------ Input data ------

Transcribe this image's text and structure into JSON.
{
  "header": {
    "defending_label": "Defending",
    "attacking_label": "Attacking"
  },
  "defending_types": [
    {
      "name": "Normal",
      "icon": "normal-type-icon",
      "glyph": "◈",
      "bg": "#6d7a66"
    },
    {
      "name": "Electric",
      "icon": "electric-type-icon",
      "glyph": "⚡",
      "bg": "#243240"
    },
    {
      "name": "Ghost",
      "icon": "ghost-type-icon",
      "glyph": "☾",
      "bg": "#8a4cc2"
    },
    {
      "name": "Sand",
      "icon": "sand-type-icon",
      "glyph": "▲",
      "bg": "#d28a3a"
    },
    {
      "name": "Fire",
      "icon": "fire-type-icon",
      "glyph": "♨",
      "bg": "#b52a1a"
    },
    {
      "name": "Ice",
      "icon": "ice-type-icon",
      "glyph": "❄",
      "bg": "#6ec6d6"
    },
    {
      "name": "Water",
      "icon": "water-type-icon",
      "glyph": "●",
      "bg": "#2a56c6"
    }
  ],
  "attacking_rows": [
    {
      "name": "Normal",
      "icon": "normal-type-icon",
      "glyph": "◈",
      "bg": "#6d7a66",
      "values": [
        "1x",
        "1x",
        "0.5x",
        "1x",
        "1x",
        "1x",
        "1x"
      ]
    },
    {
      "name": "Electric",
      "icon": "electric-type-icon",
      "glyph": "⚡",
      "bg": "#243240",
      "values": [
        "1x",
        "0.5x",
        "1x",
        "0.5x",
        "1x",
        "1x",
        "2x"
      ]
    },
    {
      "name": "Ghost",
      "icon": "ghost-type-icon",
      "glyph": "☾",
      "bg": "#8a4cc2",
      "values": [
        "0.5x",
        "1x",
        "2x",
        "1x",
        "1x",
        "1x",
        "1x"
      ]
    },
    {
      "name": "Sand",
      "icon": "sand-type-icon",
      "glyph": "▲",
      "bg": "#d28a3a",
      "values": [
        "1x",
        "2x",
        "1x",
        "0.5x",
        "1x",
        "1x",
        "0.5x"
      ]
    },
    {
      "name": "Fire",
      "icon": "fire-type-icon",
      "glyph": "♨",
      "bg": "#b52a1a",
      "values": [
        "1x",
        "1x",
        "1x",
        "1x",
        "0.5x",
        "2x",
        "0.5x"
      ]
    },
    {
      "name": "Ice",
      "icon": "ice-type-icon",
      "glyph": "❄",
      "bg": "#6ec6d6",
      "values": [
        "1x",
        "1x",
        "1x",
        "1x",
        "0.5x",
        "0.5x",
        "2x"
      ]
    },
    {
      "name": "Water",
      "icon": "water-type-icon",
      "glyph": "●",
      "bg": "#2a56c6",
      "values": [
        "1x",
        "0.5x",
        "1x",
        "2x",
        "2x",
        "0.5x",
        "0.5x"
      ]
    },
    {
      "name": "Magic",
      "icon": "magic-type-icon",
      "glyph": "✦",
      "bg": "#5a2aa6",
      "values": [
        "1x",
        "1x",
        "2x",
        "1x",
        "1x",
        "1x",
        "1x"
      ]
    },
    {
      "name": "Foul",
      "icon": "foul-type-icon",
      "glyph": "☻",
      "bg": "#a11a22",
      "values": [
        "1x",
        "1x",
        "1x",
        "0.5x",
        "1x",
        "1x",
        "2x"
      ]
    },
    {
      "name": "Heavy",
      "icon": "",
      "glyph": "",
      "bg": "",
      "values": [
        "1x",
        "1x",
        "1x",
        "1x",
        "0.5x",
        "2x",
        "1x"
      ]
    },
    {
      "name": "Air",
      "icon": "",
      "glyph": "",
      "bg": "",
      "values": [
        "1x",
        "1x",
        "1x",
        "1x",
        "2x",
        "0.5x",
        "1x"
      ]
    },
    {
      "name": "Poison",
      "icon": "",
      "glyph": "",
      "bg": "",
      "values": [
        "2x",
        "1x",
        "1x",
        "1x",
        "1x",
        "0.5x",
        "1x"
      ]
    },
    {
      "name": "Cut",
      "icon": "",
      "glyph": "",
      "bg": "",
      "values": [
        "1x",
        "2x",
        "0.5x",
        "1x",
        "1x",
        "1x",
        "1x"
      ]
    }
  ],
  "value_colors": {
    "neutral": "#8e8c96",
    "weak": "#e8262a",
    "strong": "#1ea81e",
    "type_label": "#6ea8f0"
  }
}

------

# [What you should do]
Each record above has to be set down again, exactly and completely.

# [Exercise answer]
Transcribe this image's text and structure into JSON.
{
  "header": {
    "defending_label": "Defending",
    "attacking_label": "Attacking"
  },
  "defending_types": [
    {
      "name": "Normal",
      "icon": "normal-type-icon",
      "glyph": "◈",
      "bg": "#6d7a66"
    },
    {
      "name": "Electric",
      "icon": "electric-type-icon",
      "glyph": "⚡",
      "bg": "#243240"
    },
    {
      "name": "Ghost",
      "icon": "ghost-type-icon",
      "glyph": "☾",
      "bg": "#8a4cc2"
    },
    {
      "name": "Sand",
      "icon": "sand-type-icon",
      "glyph": "▲",
      "bg": "#d28a3a"
    },
    {
      "name": "Fire",
      "icon": "fire-type-icon",
      "glyph": "♨",
      "bg": "#b52a1a"
    },
    {
      "name": "Ice",
      "icon": "ice-type-icon",
      "glyph": "❄",
      "bg": "#6ec6d6"
    },
    {
      "name": "Water",
      "icon": "water-type-icon",
      "glyph": "●",
      "bg": "#2a56c6"
    }
  ],
  "attacking_rows": [
    {
      "name": "Normal",
      "icon": "normal-type-icon",
      "glyph": "◈",
      "bg": "#6d7a66",
      "values": [
        "1x",
        "1x",
        "0.5x",
        "1x",
        "1x",
        "1x",
        "1x"
      ]
    },
    {
      "name": "Electric",
      "icon": "electric-type-icon",
      "glyph": "⚡",
      "bg": "#243240",
      "values": [
        "1x",
        "0.5x",
        "1x",
        "0.5x",
        "1x",
        "1x",
        "2x"
      ]
    },
    {
      "name": "Ghost",
      "icon": "ghost-type-icon",
      "glyph": "☾",
      "bg": "#8a4cc2",
      "values": [
        "0.5x",
        "1x",
        "2x",
        "1x",
        "1x",
        "1x",
        "1x"
      ]
    },
    {
      "name": "Sand",
      "icon": "sand-type-icon",
      "glyph": "▲",
      "bg": "#d28a3a",
      "values": [
        "1x",
        "2x",
        "1x",
        "0.5x",
        "1x",
        "1x",
        "0.5x"
      ]
    },
    {
      "name": "Fire",
      "icon": "fire-type-icon",
      "glyph": "♨",
      "bg": "#b52a1a",
      "values": [
        "1x",
        "1x",
        "1x",
        "1x",
        "0.5x",
        "2x",
        "0.5x"
      ]
    },
    {
      "name": "Ice",
      "icon": "ice-type-icon",
      "glyph": "❄",
      "bg": "#6ec6d6",
      "values": [
        "1x",
        "1x",
        "1x",
        "1x",
        "0.5x",
        "0.5x",
        "2x"
      ]
    },
    {
      "name": "Water",
      "icon": "water-type-icon",
      "glyph": "●",
      "bg": "#2a56c6",
      "values": [
        "1x",
        "0.5x",
        "1x",
        "2x",
        "2x",
        "0.5x",
        "0.5x"
      ]
    },
    {
      "name": "Magic",
      "icon": "magic-type-icon",
      "glyph": "✦",
      "bg": "#5a2aa6",
      "values": [
        "1x",
        "1x",
        "2x",
        "1x",
        "1x",
        "1x",
        "1x"
      ]
    },
    {
      "name": "Foul",
      "icon": "foul-type-icon",
      "glyph": "☻",
      "bg": "#a11a22",
      "values": [
        "1x",
        "1x",
        "1x",
        "0.5x",
        "1x",
        "1x",
        "2x"
      ]
    },
    {
      "name": "Heavy",
      "icon": "",
      "glyph": "",
      "bg": "",
      "values": [
        "1x",
        "1x",
        "1x",
        "1x",
        "0.5x",
        "2x",
        "1x"
      ]
    },
    {
      "name": "Air",
      "icon": "",
      "glyph": "",
      "bg": "",
      "values": [
        "1x",
        "1x",
        "1x",
        "1x",
        "2x",
        "0.5x",
        "1x"
      ]
    },
    {
      "name": "Poison",
      "icon": "",
      "glyph": "",
      "bg": "",
      "values": [
        "2x",
        "1x",
        "1x",
        "1x",
        "1x",
        "0.5x",
        "1x"
      ]
    },
    {
      "name": "Cut",
      "icon": "",
      "glyph": "",
      "bg": "",
      "values": [
        "1x",
        "2x",
        "0.5x",
        "1x",
        "1x",
        "1x",
        "1x"
      ]
    }
  ],
  "value_colors": {
    "neutral": "#8e8c96",
    "weak": "#e8262a",
    "strong": "#1ea81e",
    "type_label": "#6ea8f0"
  }
}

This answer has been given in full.